Assignment: Return all of the data below verbatim and exclude every picture.

Excerpts from a dataset
___
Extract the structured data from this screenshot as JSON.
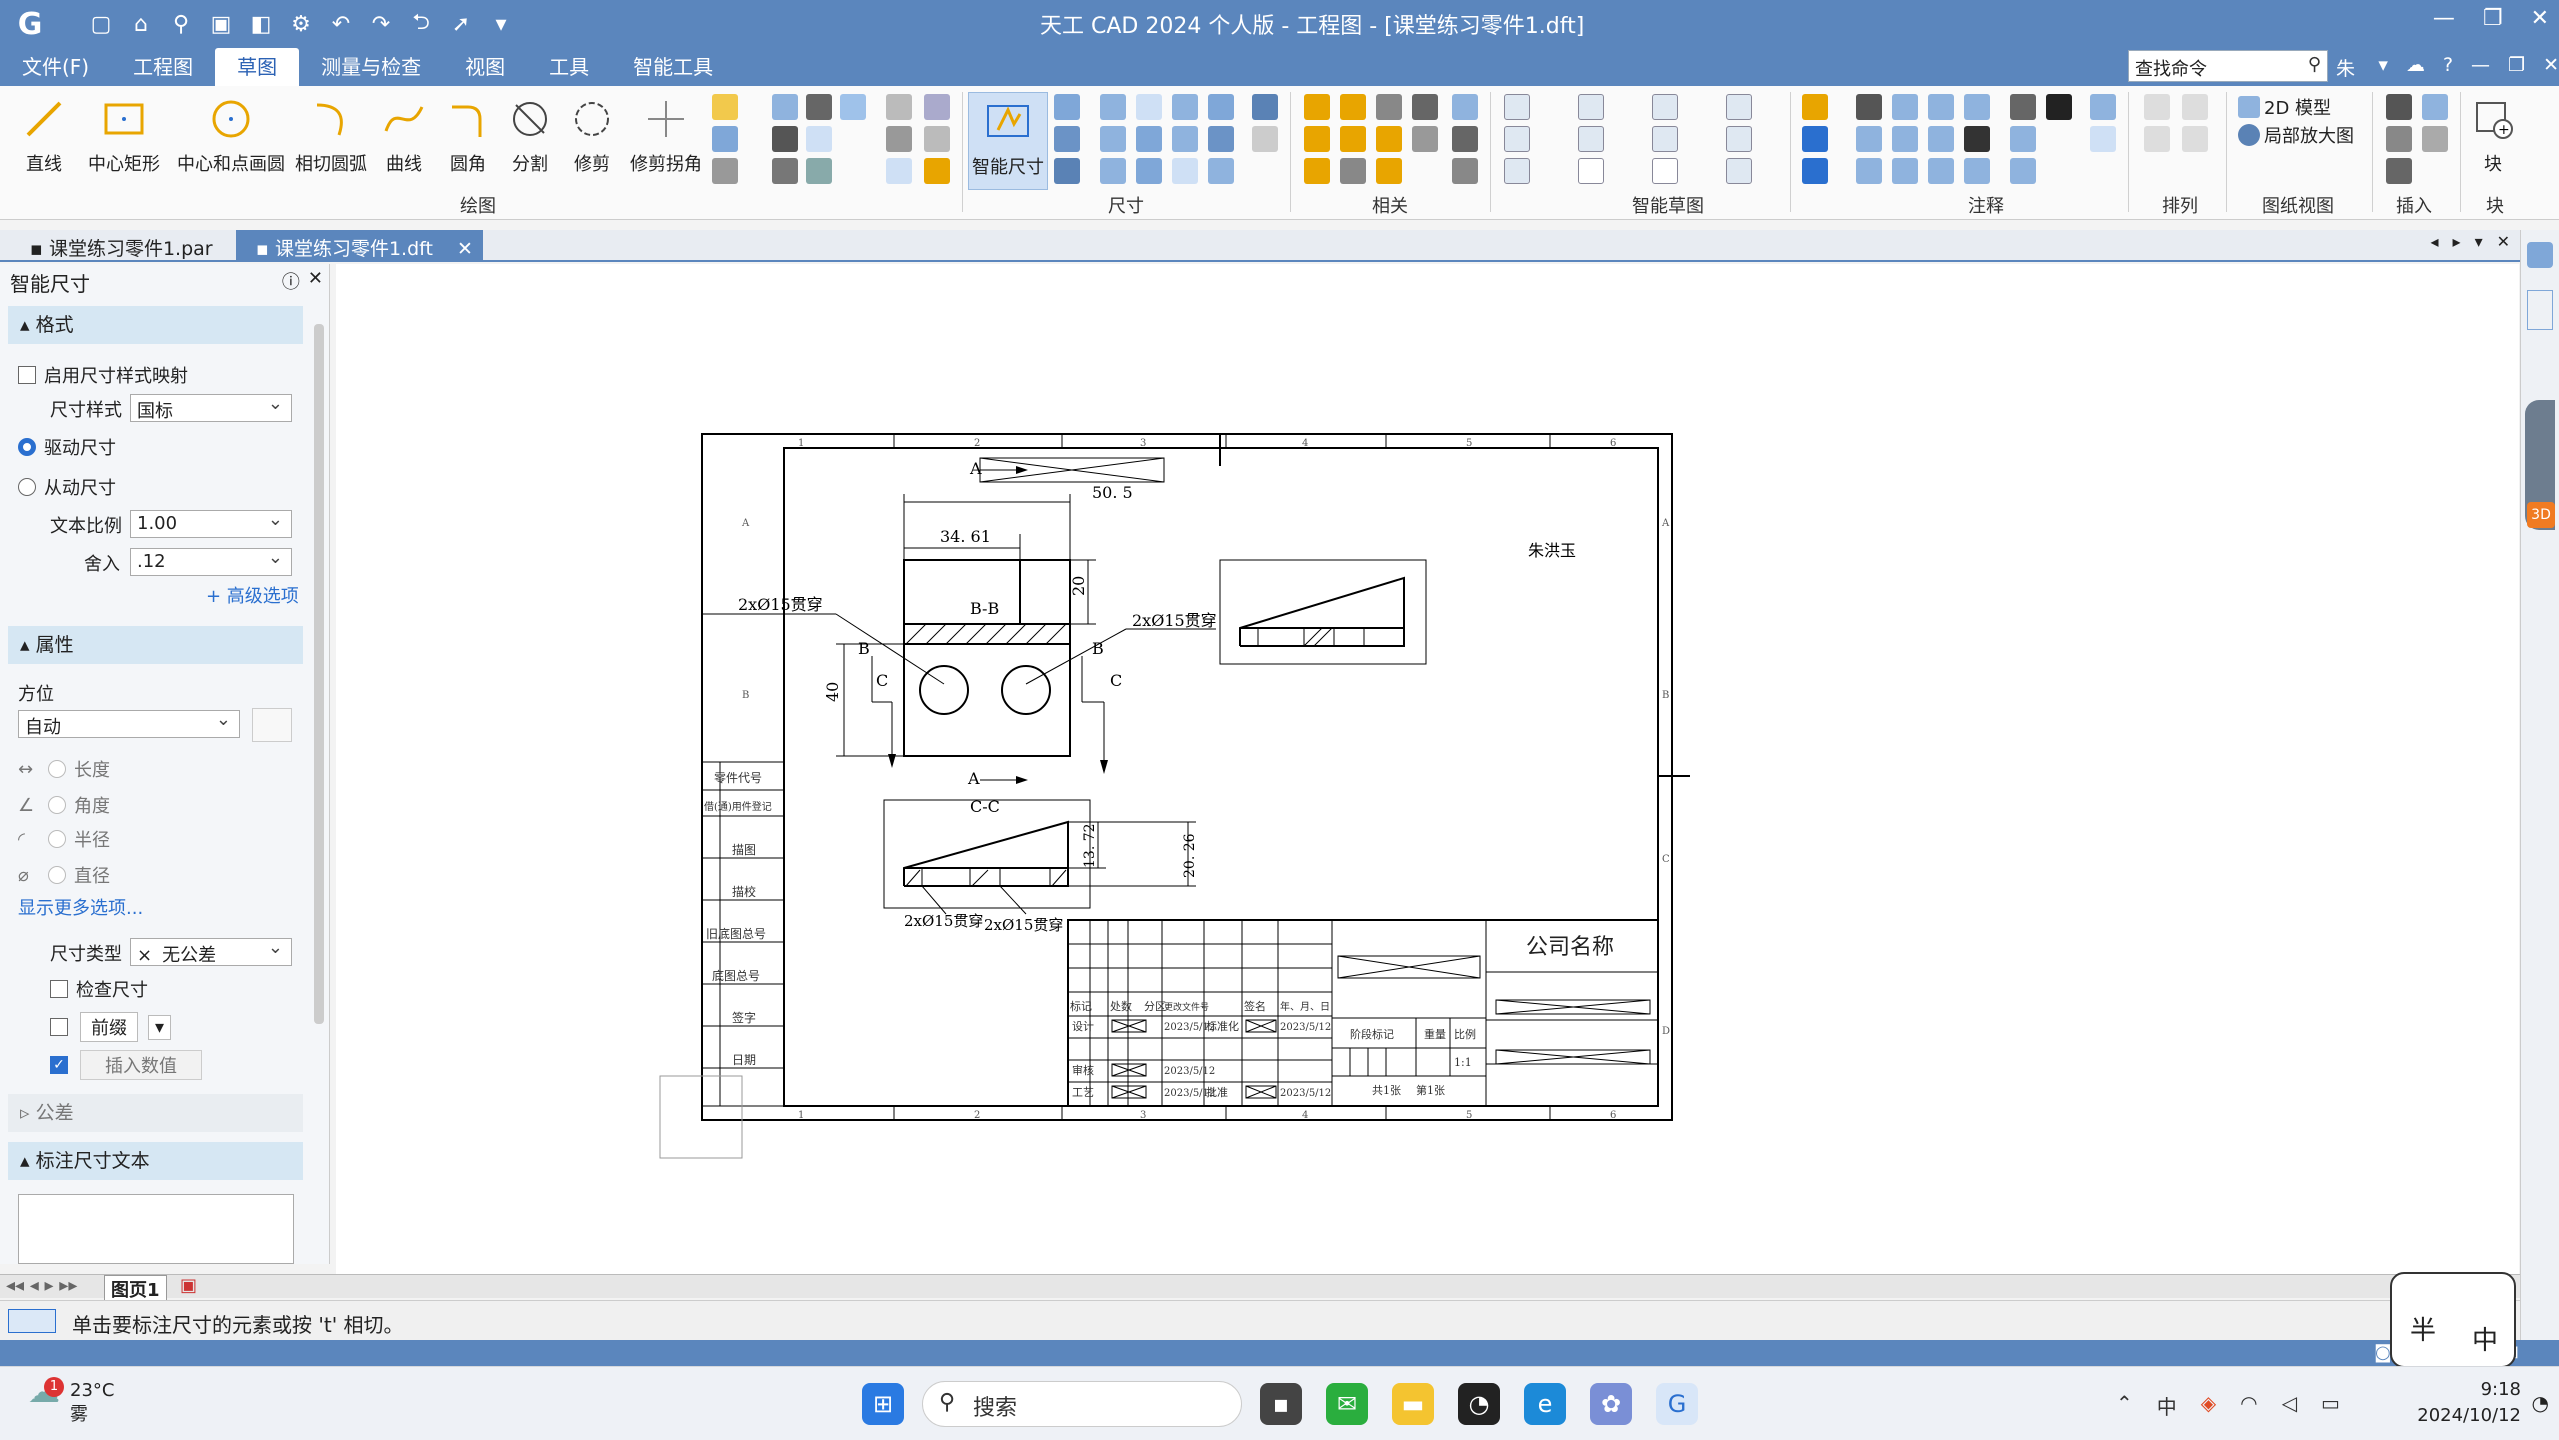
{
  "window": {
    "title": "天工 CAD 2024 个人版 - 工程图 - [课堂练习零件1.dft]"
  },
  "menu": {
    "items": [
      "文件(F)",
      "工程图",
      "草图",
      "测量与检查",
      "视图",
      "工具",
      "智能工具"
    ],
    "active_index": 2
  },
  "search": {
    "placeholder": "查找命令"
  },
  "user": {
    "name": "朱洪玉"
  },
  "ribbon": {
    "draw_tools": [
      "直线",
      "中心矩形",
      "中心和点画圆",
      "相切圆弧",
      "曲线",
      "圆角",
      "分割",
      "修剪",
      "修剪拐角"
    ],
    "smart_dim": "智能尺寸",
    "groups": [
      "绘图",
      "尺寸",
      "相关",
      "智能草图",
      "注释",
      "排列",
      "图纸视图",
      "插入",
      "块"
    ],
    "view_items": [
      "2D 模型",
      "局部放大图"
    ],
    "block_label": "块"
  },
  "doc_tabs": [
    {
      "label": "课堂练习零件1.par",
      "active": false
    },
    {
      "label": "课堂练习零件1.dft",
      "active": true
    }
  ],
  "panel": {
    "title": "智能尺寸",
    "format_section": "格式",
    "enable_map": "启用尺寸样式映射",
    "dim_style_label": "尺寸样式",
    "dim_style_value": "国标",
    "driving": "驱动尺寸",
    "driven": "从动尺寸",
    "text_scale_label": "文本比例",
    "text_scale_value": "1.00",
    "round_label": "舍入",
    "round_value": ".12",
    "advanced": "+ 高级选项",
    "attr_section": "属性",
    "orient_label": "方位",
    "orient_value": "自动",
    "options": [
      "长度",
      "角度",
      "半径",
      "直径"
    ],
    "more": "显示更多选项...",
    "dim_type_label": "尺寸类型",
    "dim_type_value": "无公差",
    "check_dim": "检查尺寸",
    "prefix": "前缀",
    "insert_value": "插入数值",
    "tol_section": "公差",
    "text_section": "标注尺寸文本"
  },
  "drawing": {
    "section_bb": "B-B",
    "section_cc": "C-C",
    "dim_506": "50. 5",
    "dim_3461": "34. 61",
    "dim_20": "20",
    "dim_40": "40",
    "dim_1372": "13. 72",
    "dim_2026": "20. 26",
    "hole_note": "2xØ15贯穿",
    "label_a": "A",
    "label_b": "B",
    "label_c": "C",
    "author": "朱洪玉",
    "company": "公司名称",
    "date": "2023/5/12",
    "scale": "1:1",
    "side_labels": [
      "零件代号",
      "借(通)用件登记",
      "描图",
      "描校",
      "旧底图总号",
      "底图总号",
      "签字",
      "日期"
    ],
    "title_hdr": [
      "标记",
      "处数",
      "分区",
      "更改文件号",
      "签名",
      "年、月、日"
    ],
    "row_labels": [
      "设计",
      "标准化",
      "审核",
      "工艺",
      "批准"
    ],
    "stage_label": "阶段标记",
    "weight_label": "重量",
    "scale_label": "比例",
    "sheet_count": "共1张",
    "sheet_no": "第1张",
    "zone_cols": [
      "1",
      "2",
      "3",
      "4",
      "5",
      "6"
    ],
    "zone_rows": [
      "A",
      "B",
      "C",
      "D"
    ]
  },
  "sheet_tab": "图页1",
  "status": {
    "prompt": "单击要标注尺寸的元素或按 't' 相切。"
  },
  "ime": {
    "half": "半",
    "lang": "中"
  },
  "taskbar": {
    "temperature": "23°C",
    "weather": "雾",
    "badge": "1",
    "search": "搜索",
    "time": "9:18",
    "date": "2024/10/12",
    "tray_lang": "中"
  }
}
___
Solved problem:
Extract the structured data from this screenshot as JSON.
{
  "window": {
    "title": "天工 CAD 2024 个人版 - 工程图 - [课堂练习零件1.dft]"
  },
  "menu": {
    "items": [
      "文件(F)",
      "工程图",
      "草图",
      "测量与检查",
      "视图",
      "工具",
      "智能工具"
    ],
    "active_index": 2
  },
  "search": {
    "placeholder": "查找命令"
  },
  "user": {
    "name": "朱洪玉"
  },
  "ribbon": {
    "draw_tools": [
      "直线",
      "中心矩形",
      "中心和点画圆",
      "相切圆弧",
      "曲线",
      "圆角",
      "分割",
      "修剪",
      "修剪拐角"
    ],
    "smart_dim": "智能尺寸",
    "groups": [
      "绘图",
      "尺寸",
      "相关",
      "智能草图",
      "注释",
      "排列",
      "图纸视图",
      "插入",
      "块"
    ],
    "view_items": [
      "2D 模型",
      "局部放大图"
    ],
    "block_label": "块"
  },
  "doc_tabs": [
    {
      "label": "课堂练习零件1.par",
      "active": false
    },
    {
      "label": "课堂练习零件1.dft",
      "active": true
    }
  ],
  "panel": {
    "title": "智能尺寸",
    "format_section": "格式",
    "enable_map": "启用尺寸样式映射",
    "dim_style_label": "尺寸样式",
    "dim_style_value": "国标",
    "driving": "驱动尺寸",
    "driven": "从动尺寸",
    "text_scale_label": "文本比例",
    "text_scale_value": "1.00",
    "round_label": "舍入",
    "round_value": ".12",
    "advanced": "+ 高级选项",
    "attr_section": "属性",
    "orient_label": "方位",
    "orient_value": "自动",
    "options": [
      "长度",
      "角度",
      "半径",
      "直径"
    ],
    "more": "显示更多选项...",
    "dim_type_label": "尺寸类型",
    "dim_type_value": "无公差",
    "check_dim": "检查尺寸",
    "prefix": "前缀",
    "insert_value": "插入数值",
    "tol_section": "公差",
    "text_section": "标注尺寸文本"
  },
  "drawing": {
    "section_bb": "B-B",
    "section_cc": "C-C",
    "dim_506": "50. 5",
    "dim_3461": "34. 61",
    "dim_20": "20",
    "dim_40": "40",
    "dim_1372": "13. 72",
    "dim_2026": "20. 26",
    "hole_note": "2xØ15贯穿",
    "label_a": "A",
    "label_b": "B",
    "label_c": "C",
    "author": "朱洪玉",
    "company": "公司名称",
    "date": "2023/5/12",
    "scale": "1:1",
    "side_labels": [
      "零件代号",
      "借(通)用件登记",
      "描图",
      "描校",
      "旧底图总号",
      "底图总号",
      "签字",
      "日期"
    ],
    "title_hdr": [
      "标记",
      "处数",
      "分区",
      "更改文件号",
      "签名",
      "年、月、日"
    ],
    "row_labels": [
      "设计",
      "标准化",
      "审核",
      "工艺",
      "批准"
    ],
    "stage_label": "阶段标记",
    "weight_label": "重量",
    "scale_label": "比例",
    "sheet_count": "共1张",
    "sheet_no": "第1张",
    "zone_cols": [
      "1",
      "2",
      "3",
      "4",
      "5",
      "6"
    ],
    "zone_rows": [
      "A",
      "B",
      "C",
      "D"
    ]
  },
  "sheet_tab": "图页1",
  "status": {
    "prompt": "单击要标注尺寸的元素或按 't' 相切。"
  },
  "ime": {
    "half": "半",
    "lang": "中"
  },
  "taskbar": {
    "temperature": "23°C",
    "weather": "雾",
    "badge": "1",
    "search": "搜索",
    "time": "9:18",
    "date": "2024/10/12",
    "tray_lang": "中"
  }
}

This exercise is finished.